--- Problem requirements ---
Here is the listing. Report each line in it that contains the string "icon".

--- Raw data ---
----------

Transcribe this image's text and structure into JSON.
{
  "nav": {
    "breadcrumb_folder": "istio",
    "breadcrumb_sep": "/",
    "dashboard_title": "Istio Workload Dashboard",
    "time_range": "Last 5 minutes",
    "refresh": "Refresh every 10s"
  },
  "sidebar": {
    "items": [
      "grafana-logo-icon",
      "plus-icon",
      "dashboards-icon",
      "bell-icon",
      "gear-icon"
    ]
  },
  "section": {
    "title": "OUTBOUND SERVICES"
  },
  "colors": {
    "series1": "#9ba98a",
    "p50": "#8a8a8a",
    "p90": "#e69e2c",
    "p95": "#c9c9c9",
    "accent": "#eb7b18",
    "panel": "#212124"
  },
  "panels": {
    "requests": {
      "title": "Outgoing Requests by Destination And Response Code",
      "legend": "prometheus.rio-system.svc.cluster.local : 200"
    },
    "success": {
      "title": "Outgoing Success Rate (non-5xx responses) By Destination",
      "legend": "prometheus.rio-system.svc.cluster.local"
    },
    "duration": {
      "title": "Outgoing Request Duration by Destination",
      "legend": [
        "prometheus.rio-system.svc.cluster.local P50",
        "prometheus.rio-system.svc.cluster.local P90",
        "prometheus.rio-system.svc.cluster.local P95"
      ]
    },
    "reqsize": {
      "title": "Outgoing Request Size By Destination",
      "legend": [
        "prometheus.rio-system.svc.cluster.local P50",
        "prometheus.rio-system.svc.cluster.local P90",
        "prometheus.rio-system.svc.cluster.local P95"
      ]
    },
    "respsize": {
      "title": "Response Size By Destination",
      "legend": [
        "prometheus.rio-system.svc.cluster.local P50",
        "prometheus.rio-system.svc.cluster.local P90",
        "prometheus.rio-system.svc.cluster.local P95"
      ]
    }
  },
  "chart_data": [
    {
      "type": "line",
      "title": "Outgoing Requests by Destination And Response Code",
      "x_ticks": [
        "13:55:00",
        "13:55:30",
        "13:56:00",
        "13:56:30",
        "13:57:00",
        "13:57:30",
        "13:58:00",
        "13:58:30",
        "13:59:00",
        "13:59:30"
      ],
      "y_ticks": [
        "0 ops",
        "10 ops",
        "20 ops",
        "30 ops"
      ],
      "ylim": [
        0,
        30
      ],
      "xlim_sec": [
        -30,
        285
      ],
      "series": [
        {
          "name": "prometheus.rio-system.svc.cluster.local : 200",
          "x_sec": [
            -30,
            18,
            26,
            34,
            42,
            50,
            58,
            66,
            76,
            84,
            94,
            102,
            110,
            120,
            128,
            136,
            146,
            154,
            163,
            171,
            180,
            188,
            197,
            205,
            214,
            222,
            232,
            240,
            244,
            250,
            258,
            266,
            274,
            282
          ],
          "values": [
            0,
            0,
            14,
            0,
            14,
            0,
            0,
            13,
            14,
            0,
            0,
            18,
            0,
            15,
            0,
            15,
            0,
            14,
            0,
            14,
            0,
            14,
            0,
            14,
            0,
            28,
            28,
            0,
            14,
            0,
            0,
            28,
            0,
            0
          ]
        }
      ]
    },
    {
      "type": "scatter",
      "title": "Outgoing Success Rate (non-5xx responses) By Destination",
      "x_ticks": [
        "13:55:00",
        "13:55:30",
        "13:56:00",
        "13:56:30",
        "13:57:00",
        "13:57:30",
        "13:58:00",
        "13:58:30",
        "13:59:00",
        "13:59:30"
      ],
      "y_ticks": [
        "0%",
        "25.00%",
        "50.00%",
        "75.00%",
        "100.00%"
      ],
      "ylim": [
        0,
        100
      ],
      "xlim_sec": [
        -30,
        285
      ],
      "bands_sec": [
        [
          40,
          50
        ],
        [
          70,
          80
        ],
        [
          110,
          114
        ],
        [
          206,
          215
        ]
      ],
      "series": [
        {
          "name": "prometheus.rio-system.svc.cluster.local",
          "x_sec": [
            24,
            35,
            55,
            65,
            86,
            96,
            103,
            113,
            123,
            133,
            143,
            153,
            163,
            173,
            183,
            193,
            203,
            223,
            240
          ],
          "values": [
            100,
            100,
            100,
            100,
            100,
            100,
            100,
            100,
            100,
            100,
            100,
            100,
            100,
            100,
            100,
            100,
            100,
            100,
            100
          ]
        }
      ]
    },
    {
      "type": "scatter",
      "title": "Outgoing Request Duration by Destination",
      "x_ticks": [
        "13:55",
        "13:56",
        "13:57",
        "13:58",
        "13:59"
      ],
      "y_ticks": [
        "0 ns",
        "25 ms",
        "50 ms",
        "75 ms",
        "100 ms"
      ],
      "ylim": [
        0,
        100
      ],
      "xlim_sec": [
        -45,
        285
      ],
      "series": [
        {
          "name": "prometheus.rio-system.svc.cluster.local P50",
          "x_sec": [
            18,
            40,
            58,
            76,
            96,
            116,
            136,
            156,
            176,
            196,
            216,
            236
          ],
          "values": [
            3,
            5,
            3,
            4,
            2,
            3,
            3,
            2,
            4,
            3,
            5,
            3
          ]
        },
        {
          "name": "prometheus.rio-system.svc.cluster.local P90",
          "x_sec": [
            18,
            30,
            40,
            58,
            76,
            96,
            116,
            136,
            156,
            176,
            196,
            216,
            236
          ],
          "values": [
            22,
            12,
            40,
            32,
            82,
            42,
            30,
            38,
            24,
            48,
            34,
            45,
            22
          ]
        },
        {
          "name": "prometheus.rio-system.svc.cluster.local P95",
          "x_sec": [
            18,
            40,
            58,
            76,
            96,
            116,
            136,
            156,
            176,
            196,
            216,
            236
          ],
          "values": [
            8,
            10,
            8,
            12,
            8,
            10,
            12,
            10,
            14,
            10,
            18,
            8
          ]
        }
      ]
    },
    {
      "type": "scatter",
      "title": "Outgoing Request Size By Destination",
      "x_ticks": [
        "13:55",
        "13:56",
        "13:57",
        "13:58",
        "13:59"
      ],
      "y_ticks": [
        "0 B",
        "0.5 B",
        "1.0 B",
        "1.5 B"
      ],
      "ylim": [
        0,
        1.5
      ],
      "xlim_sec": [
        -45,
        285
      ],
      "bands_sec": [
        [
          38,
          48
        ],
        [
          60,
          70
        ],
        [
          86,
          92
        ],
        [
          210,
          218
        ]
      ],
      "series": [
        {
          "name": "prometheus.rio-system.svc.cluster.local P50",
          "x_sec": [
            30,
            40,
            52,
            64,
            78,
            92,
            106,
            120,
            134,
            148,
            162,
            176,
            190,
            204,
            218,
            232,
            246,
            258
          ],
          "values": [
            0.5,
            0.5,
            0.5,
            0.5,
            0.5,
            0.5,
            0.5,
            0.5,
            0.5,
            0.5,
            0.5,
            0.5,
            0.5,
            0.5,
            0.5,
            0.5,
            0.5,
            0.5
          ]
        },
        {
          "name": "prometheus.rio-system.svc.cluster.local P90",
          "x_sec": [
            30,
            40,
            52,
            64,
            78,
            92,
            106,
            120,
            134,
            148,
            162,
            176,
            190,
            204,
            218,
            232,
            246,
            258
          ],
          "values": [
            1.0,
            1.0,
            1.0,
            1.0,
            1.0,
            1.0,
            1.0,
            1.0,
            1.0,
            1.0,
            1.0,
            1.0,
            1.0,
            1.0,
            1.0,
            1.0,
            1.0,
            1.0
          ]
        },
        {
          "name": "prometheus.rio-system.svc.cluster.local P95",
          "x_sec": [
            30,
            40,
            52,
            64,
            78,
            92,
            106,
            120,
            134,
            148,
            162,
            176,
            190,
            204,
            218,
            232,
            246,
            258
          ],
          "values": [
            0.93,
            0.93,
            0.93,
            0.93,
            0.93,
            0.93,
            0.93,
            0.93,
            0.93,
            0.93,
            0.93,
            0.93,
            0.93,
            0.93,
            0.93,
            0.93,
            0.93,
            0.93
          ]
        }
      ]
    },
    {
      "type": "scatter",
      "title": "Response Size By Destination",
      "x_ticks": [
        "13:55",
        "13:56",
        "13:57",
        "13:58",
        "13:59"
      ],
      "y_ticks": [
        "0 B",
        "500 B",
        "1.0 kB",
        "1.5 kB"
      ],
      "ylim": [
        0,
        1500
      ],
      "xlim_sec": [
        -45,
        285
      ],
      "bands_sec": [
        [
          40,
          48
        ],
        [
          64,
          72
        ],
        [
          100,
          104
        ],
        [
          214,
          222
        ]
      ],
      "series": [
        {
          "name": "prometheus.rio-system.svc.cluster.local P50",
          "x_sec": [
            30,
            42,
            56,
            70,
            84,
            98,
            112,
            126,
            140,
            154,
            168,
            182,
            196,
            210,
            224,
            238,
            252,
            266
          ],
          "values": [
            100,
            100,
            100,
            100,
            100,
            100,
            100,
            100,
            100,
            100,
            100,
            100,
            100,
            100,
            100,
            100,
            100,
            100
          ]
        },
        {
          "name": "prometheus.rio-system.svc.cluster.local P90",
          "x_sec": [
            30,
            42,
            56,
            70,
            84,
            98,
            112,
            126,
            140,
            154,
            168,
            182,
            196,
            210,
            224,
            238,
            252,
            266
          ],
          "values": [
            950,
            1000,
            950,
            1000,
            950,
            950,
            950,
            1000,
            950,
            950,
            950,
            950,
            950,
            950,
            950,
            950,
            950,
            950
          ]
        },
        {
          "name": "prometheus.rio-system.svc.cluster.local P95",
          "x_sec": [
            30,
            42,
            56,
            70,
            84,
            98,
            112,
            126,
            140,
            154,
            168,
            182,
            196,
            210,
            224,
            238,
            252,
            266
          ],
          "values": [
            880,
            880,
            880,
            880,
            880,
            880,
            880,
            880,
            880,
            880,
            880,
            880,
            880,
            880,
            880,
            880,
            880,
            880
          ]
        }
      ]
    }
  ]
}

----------

--- Reply to the exercise ---
      "grafana-logo-icon",
      "plus-icon",
      "dashboards-icon",
      "bell-icon",
      "gear-icon"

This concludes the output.